2010/02/25

Salmon Protocol RFC draft Now Available

For the past couple of weeks, I've been banging on code and xml to work out a coherent draft spec for the Salmon Protocol. Although Salmon is intended to primarily be a glue protocol, tying together a bunch of disparate existing pieces into an understandable and coherent framework turns out to be a lot of work. Now starts a slog through a bunch of issues (including a backlog on Magic Signatures which need to be addressed) and updating the demo code and libraries to stay in sync with the spec.

Please join the salmon-protocol group if you're interested in working on the Salmon specification and/or writing code that implements it.

In case you're counting, Salmon references 10 other specifications in addition to Magic Signatures.

2010/02/11

Webfinger now available for Google public profiles

If you've seen ReadWriteWeb's "Email as Identity", you know that Brad just turned on Webfinger for anyone with a public Google profile.  What this means is that, if (and only if) you've enabled your public Google profile at http://www.google.com/profiles/{username}, you can now use Webfinger to look up information you've added to your profile.  Here's the one for john.panzer for example.  By default this exposes only generic service endpoints, not actual information about the user.  But you can link it to private or public feeds, services, or basically anything you want to associate with your online identity.

A next step for Salmon is to let users add a link to their public key from their Webfinger discovered info.  Then given an email address it will be trivial to look up their preferred public key.  It'd look something like this via the discovery tool:




links {
  rel: "magic-public-key"
  type: "application/magic-public-key"
  href: "data:application/magic-public-key;,RSA.mV...ww.AQAB"
}

2010/02/09

Google Buzz and Salmon

You may have heard of a small launch this morning:  Google Buzz is being rolled out to all GMail users right now.

There's an obvious connection to the Salmon Protocol; DeWitt just put up a blog post giving the big picture for Buzz and open protocols on the Social Web blog, and technical details on the Google Code blog from Brian Stoler. Most importantly, there's a Labs Buzz API.  Here's the take-away:
We'd like to take this opportunity to invite developers to join us as we prepare the Google Buzz API for public launch. Our goal is to help create a more social web for everyone, so our plan for the Buzz API is a bit unconventional: we'd like to finalize this work out in the open, and we ask for your participation.
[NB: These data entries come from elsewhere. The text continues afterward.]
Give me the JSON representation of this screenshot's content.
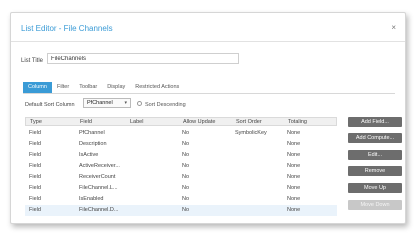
{
  "dialog": {
    "title": "List Editor - File Channels",
    "close_glyph": "×"
  },
  "list_title": {
    "label": "List Title",
    "value": "FileChannels"
  },
  "tabs": [
    {
      "label": "Column",
      "active": true
    },
    {
      "label": "Filter",
      "active": false
    },
    {
      "label": "Toolbar",
      "active": false
    },
    {
      "label": "Display",
      "active": false
    },
    {
      "label": "Restricted Actions",
      "active": false
    }
  ],
  "sort": {
    "default_label": "Default Sort Column",
    "selected": "PfChannel",
    "caret": "▾",
    "descending_label": "Sort Descending"
  },
  "grid": {
    "columns": [
      "Type",
      "Field",
      "Label",
      "Allow Update",
      "Sort Order",
      "Totaling"
    ],
    "rows": [
      [
        "Field",
        "PfChannel",
        "",
        "No",
        "SymbolicKey",
        "None"
      ],
      [
        "Field",
        "Description",
        "",
        "No",
        "",
        "None"
      ],
      [
        "Field",
        "IsActive",
        "",
        "No",
        "",
        "None"
      ],
      [
        "Field",
        "ActiveReceiver...",
        "",
        "No",
        "",
        "None"
      ],
      [
        "Field",
        "ReceiverCount",
        "",
        "No",
        "",
        "None"
      ],
      [
        "Field",
        "FileChannel.L...",
        "",
        "No",
        "",
        "None"
      ],
      [
        "Field",
        "IsEnabled",
        "",
        "No",
        "",
        "None"
      ],
      [
        "Field",
        "FileChannel.D...",
        "",
        "No",
        "",
        "None"
      ]
    ],
    "selected_row": 7
  },
  "buttons": {
    "add_field": "Add Field...",
    "add_compute": "Add Compute...",
    "edit": "Edit...",
    "remove": "Remove",
    "move_up": "Move Up",
    "move_down": "Move Down"
  },
  "colors": {
    "accent": "#3a9bd6",
    "button": "#6d6d6d",
    "button_disabled": "#c8c8c8"
  }
}
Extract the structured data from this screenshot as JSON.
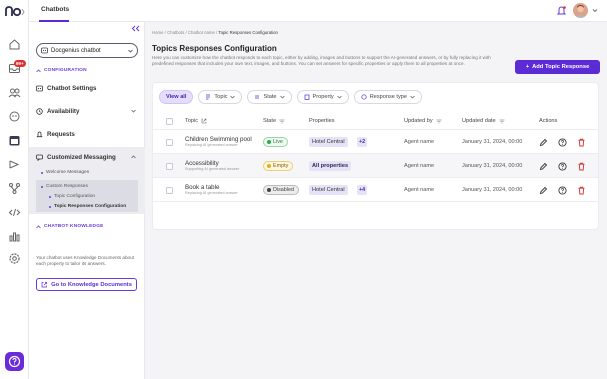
{
  "app": {
    "notification_badge": "99+",
    "tab_title": "Chatbots",
    "accent_color": "#5b2bd6"
  },
  "sidebar": {
    "bot_select": "Docgenius chatbot",
    "config_section": "CONFIGURATION",
    "items": [
      {
        "label": "Chatbot Settings"
      },
      {
        "label": "Availability"
      },
      {
        "label": "Requests"
      },
      {
        "label": "Customized Messaging"
      }
    ],
    "sub_items": [
      {
        "label": "Welcome Messages"
      },
      {
        "label": "Custom Responses"
      },
      {
        "label": "Topic Configuration"
      },
      {
        "label": "Topic Responses Configuration"
      }
    ],
    "knowledge_section": "CHATBOT KNOWLEDGE",
    "knowledge_text": "Your chatbot uses Knowledge Documents about each property to tailor its answers.",
    "knowledge_button": "Go to Knowledge Documents"
  },
  "breadcrumb": {
    "home": "Home",
    "sep": "/",
    "chatbots": "Chatbots",
    "chatbot_name": "Chatbot name",
    "current": "Topic Responses Configuration"
  },
  "page": {
    "title": "Topics Responses Configuration",
    "description": "Here you can customize how the chatbot responds to each topic, either by adding, images and buttons to support the AI-generated answers, or by fully replacing it with predefined responses that includes your own text, images, and buttons. You can set answers for specific properties or apply them to all properties at once.",
    "add_button": "Add Topic Response"
  },
  "filters": [
    "View all",
    "Topic",
    "State",
    "Property",
    "Response type"
  ],
  "table": {
    "headers": {
      "topic": "Topic",
      "state": "State",
      "properties": "Properties",
      "updated_by": "Updated by",
      "updated_date": "Updated date",
      "actions": "Actions"
    },
    "rows": [
      {
        "topic": "Children Swimming pool",
        "sub": "Replacing AI generated answer",
        "state": "Live",
        "property": "Hotel Central",
        "more": "+2",
        "updated_by": "Agent name",
        "updated_date": "January 31, 2024, 00:00"
      },
      {
        "topic": "Accessibility",
        "sub": "Supporting AI generated answer",
        "state": "Empty",
        "property": "All properties",
        "more": "",
        "updated_by": "Agent name",
        "updated_date": "January 31, 2024, 00:00"
      },
      {
        "topic": "Book a table",
        "sub": "Replacing AI generated answer",
        "state": "Disabled",
        "property": "Hotel Central",
        "more": "+4",
        "updated_by": "Agent name",
        "updated_date": "January 31, 2024, 00:00"
      }
    ]
  },
  "icons": {
    "rail": [
      "home-icon",
      "inbox-icon",
      "contacts-icon",
      "bot-icon",
      "calendar-icon",
      "campaign-icon",
      "flow-icon",
      "code-icon",
      "reports-icon",
      "settings-icon",
      "help-icon"
    ]
  }
}
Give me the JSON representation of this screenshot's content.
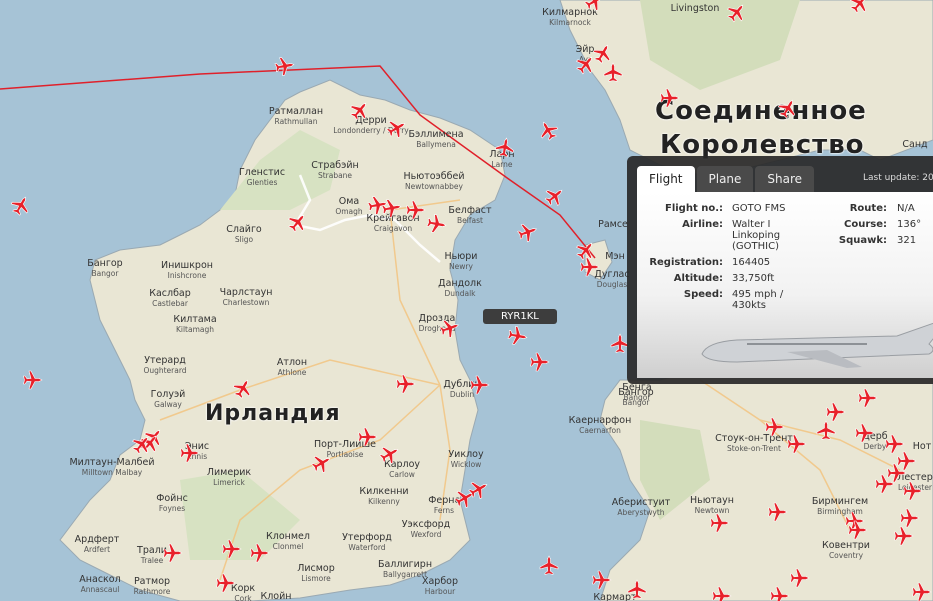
{
  "map": {
    "countries": [
      {
        "id": "uk-1",
        "text": "Соединенное"
      },
      {
        "id": "uk-2",
        "text": "Королевство"
      },
      {
        "id": "ireland",
        "text": "Ирландия"
      }
    ],
    "cities": [
      {
        "name": "Килмарнок",
        "sub": "Kilmarnock"
      },
      {
        "name": "Эйр",
        "sub": "Ayr"
      },
      {
        "name": "Ратмаллан",
        "sub": "Rathmullan"
      },
      {
        "name": "Дерри",
        "sub": "Londonderry / Derry"
      },
      {
        "name": "Бэллимена",
        "sub": "Ballymena"
      },
      {
        "name": "Ларн",
        "sub": "Larne"
      },
      {
        "name": "Страбэйн",
        "sub": "Strabane"
      },
      {
        "name": "Ньютоэббей",
        "sub": "Newtownabbey"
      },
      {
        "name": "Гленстис",
        "sub": "Glenties"
      },
      {
        "name": "Ома",
        "sub": "Omagh"
      },
      {
        "name": "Крейгавон",
        "sub": "Craigavon"
      },
      {
        "name": "Белфаст",
        "sub": "Belfast"
      },
      {
        "name": "Слайго",
        "sub": "Sligo"
      },
      {
        "name": "Ньюри",
        "sub": "Newry"
      },
      {
        "name": "Бангор",
        "sub": "Bangor"
      },
      {
        "name": "Инишкрон",
        "sub": "Inishcrone"
      },
      {
        "name": "Дандолк",
        "sub": "Dundalk"
      },
      {
        "name": "Чарлстаун",
        "sub": "Charlestown"
      },
      {
        "name": "Каслбар",
        "sub": "Castlebar"
      },
      {
        "name": "Килтама",
        "sub": "Kiltamagh"
      },
      {
        "name": "Дрозда",
        "sub": "Drogheda"
      },
      {
        "name": "Утерард",
        "sub": "Oughterard"
      },
      {
        "name": "Атлон",
        "sub": "Athlone"
      },
      {
        "name": "Дублин",
        "sub": "Dublin"
      },
      {
        "name": "Голуэй",
        "sub": "Galway"
      },
      {
        "name": "Бангор",
        "sub": "Bangor"
      },
      {
        "name": "Каернарфон",
        "sub": "Caernarfon"
      },
      {
        "name": "Энис",
        "sub": "Ennis"
      },
      {
        "name": "Порт-Лиише",
        "sub": "Portlaoise"
      },
      {
        "name": "Карлоу",
        "sub": "Carlow"
      },
      {
        "name": "Уиклоу",
        "sub": "Wicklow"
      },
      {
        "name": "Милтаун-Малбей",
        "sub": "Milltown Malbay"
      },
      {
        "name": "Лимерик",
        "sub": "Limerick"
      },
      {
        "name": "Фойнс",
        "sub": "Foynes"
      },
      {
        "name": "Килкенни",
        "sub": "Kilkenny"
      },
      {
        "name": "Фернс",
        "sub": "Ferns"
      },
      {
        "name": "Стоук-он-Трент",
        "sub": "Stoke-on-Trent"
      },
      {
        "name": "Дерб",
        "sub": "Derby"
      },
      {
        "name": "Ньютаун",
        "sub": "Newtown"
      },
      {
        "name": "Бирмингем",
        "sub": "Birmingham"
      },
      {
        "name": "Аберистуит",
        "sub": "Aberystwyth"
      },
      {
        "name": "Ардферт",
        "sub": "Ardfert"
      },
      {
        "name": "Трали",
        "sub": "Tralee"
      },
      {
        "name": "Клонмел",
        "sub": "Clonmel"
      },
      {
        "name": "Утерфорд",
        "sub": "Waterford"
      },
      {
        "name": "Уэксфорд",
        "sub": "Wexford"
      },
      {
        "name": "Анаскол",
        "sub": "Annascaul"
      },
      {
        "name": "Ратмор",
        "sub": "Rathmore"
      },
      {
        "name": "Корк",
        "sub": "Cork"
      },
      {
        "name": "Клойн",
        "sub": "Cloyne"
      },
      {
        "name": "Лисмор",
        "sub": "Lismore"
      },
      {
        "name": "Баллигирн",
        "sub": "Ballygarrett"
      },
      {
        "name": "Харбор",
        "sub": "Harbour"
      },
      {
        "name": "Ковентри",
        "sub": "Coventry"
      },
      {
        "name": "Кармарт",
        "sub": ""
      },
      {
        "name": "Рамсе",
        "sub": ""
      },
      {
        "name": "Мэн",
        "sub": ""
      },
      {
        "name": "Дуглас",
        "sub": "Douglas"
      },
      {
        "name": "Бенга",
        "sub": "Bangor"
      },
      {
        "name": "Санд",
        "sub": ""
      },
      {
        "name": "Нот",
        "sub": ""
      },
      {
        "name": "Лестер",
        "sub": "Leicester"
      },
      {
        "name": "Livingston",
        "sub": ""
      }
    ],
    "flight_label": "RYR1KL",
    "plane_color": "#e8212a",
    "track_color": "#e0202a"
  },
  "panel": {
    "tabs": [
      "Flight",
      "Plane",
      "Share"
    ],
    "active_tab": "Flight",
    "last_update": "Last update: 20",
    "fields": {
      "flight_no_label": "Flight no.:",
      "flight_no": "GOTO FMS",
      "airline_label": "Airline:",
      "airline": "Walter I Linkoping (GOTHIC)",
      "registration_label": "Registration:",
      "registration": "164405",
      "altitude_label": "Altitude:",
      "altitude": "33,750ft",
      "speed_label": "Speed:",
      "speed": "495 mph / 430kts",
      "route_label": "Route:",
      "route": "N/A",
      "course_label": "Course:",
      "course": "136°",
      "squawk_label": "Squawk:",
      "squawk": "321"
    }
  }
}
By building the Google Buzz API exclusively around freely available and open protocols rather than by inventing new proprietary technologies, we believe that we can work together to build a foundation for generations of sites to come. We're ready to open the doors and share what we've been working on, and we'd like for you to join us in reaching this goal. - Join the Conversation
This is one of the motivations behind Salmon as an open, non-proprietary, standards-based, and interoperable protocol.  This goes two ways:

  1. Since Buzz can pull in feed based data from anywhere, we want Buzz comments and likes on that data to flow back upstream to sources like Flickr and blog posts.
  2. As services consume the public Buzz streams, we want to make it easy for them to also send salmon back upstream to Buzz as well.
And of course we plan to do this in an way that's decentralized and isotropic, with no most favored site. Buzz is no more central than any other service that talks the necessary protocols.  Come join us on the Buzz API Group to talk more about Buzz and how it's leveraging open, decentralized standards.

Magic Signatures

Just wrote up a detailed Internet-Draft for the Salmon signature mechanism; since it's an outgrowth of the "magic security pixie dust" for Salmon I'm calling it Magic Signatures for now. It approximately matches the Magic Sig demo as well. Feedback welcomed!

(Updated: Just changed the text at http://www.salmon-protocol.org/salmon-protocol-summary as well, hopefully it makes a bit more sense now.)